[STUDY MATERIAL Boundary: Start]
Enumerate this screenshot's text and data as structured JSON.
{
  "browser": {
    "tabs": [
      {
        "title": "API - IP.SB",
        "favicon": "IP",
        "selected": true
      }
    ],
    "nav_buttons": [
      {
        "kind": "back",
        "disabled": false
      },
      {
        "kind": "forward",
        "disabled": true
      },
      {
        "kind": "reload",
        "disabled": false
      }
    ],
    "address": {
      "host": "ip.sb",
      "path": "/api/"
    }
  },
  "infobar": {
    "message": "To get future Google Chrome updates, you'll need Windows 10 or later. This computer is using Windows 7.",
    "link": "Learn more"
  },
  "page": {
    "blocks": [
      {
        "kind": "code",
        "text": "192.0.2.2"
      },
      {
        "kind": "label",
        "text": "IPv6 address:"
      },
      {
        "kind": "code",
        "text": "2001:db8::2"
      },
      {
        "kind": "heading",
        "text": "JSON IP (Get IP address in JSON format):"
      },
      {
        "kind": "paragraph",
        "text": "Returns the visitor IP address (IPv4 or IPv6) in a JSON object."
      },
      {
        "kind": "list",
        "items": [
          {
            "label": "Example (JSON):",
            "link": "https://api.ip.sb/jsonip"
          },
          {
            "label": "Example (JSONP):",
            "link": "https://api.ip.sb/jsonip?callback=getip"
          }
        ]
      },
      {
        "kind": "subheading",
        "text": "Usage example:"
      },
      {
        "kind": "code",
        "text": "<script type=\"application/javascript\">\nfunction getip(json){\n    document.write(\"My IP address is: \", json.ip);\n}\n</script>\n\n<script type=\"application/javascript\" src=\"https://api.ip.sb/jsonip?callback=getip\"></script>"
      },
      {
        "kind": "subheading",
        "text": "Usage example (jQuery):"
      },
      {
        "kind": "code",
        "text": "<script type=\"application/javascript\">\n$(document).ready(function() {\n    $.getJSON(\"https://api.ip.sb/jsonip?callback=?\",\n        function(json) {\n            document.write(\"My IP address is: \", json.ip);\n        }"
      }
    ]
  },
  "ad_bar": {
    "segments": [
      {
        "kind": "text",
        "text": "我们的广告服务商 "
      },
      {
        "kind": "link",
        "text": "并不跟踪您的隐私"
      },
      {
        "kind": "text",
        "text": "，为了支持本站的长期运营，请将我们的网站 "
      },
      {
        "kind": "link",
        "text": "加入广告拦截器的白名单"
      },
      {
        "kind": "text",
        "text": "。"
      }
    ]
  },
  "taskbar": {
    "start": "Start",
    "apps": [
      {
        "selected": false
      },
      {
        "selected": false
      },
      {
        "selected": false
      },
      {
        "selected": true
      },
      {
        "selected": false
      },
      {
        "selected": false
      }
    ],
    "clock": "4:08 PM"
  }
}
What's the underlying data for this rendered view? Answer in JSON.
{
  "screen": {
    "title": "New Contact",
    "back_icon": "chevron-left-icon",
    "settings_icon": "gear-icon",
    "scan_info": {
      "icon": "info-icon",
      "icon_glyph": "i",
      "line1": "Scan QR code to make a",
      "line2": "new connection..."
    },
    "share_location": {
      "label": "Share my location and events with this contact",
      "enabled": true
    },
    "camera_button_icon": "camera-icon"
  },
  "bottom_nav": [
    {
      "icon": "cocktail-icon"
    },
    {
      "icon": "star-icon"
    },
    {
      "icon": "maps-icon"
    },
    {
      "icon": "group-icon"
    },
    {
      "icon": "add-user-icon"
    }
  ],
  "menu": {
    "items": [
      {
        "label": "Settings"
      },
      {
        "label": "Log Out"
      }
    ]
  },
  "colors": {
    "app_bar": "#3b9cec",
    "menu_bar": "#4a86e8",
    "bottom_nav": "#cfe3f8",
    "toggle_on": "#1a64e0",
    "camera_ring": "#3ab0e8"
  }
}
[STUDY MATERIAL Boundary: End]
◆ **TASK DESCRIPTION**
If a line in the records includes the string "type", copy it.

◆ **ANSWER FOR THE TASK**
        "text": "<script type=\"application/javascript\">\nfunction getip(json){\n    document.write(\"My IP address is: \", json.ip);\n}\n</script>\n\n<script type=\"application/javascript\" src=\"https://api.ip.sb/jsonip?callback=getip\"></script>"
        "text": "<script type=\"application/javascript\">\n$(document).ready(function() {\n    $.getJSON(\"https://api.ip.sb/jsonip?callback=?\",\n        function(json) {\n            document.write(\"My IP address is: \", json.ip);\n        }"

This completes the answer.